U2: How To Dismantle an Atomic Bomb (Interscope, 2004). Having proven he's the Bob Geldof of the '90s, Bono now sets his sights on another over the top icon - Sting: another entity who hasn't had anything relevant to say in over a decade. I know rock bands can get carried away with themselves, but these guys haven't made any waves since Rattle and Hum and that was a live performance! C+
Neil Young and Crazy Horse: Greendale (Reprise, 2003). I saw Young perform this claptrap at Jones Beach. Dull, long, and insipid are words you usually don't associate with him, until, that is, you have to endure this. C-
Ryan Adams: Gold (Lost Highway, 2001). I was betting that New York, New York was his 9/11 tribute until I learned it was recorded before the event. No matter how many Gram Parsons and Bob Dylan comparisons I keep hearing about this guy, all I keep coming back to is Jackson Browne in the early '70s: boring and full of himself. Play Highway '61 Revisited or Grievous Angel and you tell me. Significance that's mass produced for consumption always spells the same: pretentious. C-

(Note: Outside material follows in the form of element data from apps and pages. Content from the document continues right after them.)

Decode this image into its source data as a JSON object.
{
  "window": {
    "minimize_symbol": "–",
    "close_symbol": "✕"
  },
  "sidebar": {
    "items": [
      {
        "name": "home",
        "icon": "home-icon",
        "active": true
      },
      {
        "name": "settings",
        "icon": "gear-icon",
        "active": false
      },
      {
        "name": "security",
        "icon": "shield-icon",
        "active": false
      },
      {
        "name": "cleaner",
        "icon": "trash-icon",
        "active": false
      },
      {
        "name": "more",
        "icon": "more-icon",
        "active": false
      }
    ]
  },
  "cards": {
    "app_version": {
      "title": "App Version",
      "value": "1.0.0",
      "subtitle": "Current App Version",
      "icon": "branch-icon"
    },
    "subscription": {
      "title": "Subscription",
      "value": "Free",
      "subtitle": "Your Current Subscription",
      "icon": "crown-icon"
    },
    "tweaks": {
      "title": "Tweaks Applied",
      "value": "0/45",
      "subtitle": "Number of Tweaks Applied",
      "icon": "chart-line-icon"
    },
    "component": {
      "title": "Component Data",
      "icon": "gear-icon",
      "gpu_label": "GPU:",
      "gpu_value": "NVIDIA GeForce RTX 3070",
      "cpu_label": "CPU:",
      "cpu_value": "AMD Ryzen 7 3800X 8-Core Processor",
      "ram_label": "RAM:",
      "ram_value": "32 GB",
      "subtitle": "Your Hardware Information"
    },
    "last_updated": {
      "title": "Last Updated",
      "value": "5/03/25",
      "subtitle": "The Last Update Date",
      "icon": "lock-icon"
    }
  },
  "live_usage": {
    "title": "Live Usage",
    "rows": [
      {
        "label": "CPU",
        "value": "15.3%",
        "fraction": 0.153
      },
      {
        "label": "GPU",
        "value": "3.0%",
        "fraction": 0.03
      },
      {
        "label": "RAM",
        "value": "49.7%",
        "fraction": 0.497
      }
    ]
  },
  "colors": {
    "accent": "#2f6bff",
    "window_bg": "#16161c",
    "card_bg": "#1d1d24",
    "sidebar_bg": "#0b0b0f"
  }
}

Bruce Springsteen: The Rising (Columbia, 2002). It's hard not to like this guy; his heart is in the right place. And unlike so many of his modern-day contemporaries in their 40s or 50s (Sting, for example) you actually want the guy to succeed. But like so many do-gooders, Springsteen gets lost in his subject. Into the Fire is predictable. The heroes of 9/11 (the cops, the firemen) are suppose to give us faith and hope for a better tomorrow. Truthful? Maybe. Good art? Not really. C
The Mountain Goats: The Sunset Tree (4AD, 2005). After two fairly impressive albums, John Darnielle was due for a let down, but I never suspected a melt down. It's not like he's the first artist to use music as therapy - indeed most great art delves into pain - but Darnielle doesn't go anywhere with it. He's trapped in his pain and no matter how defiant words like "I will make it through this year if it kills me" may sound, you're just not sold. This is one patient who should've sued his therapist. B-
Shelby Lynne: Love, Shelby (Island, 2001). Great looks, great tits and great legs can take you so far, the rest is up to talent. C-
Brian Wilson: Smile (Nonesuch, 2004). This isn't nearly bad enough to merit mention in a turkey shoot, but with all the hoopla surrounding it - not to mention the 37-year wait we've had to endure while Wilson fiddled with it just getting it right - it deserves mention as the single most overdone and under-delivered album of the last few years. None of these songs - most of which have sounded better in earlier renditions - improve with age in spite of Wilson's dickering. His voice, long ago lost into the void, seems overmatched for the material any way. And no matter how many '60s gurus insist that this is the great lost Beach Boys album, I'll pass. B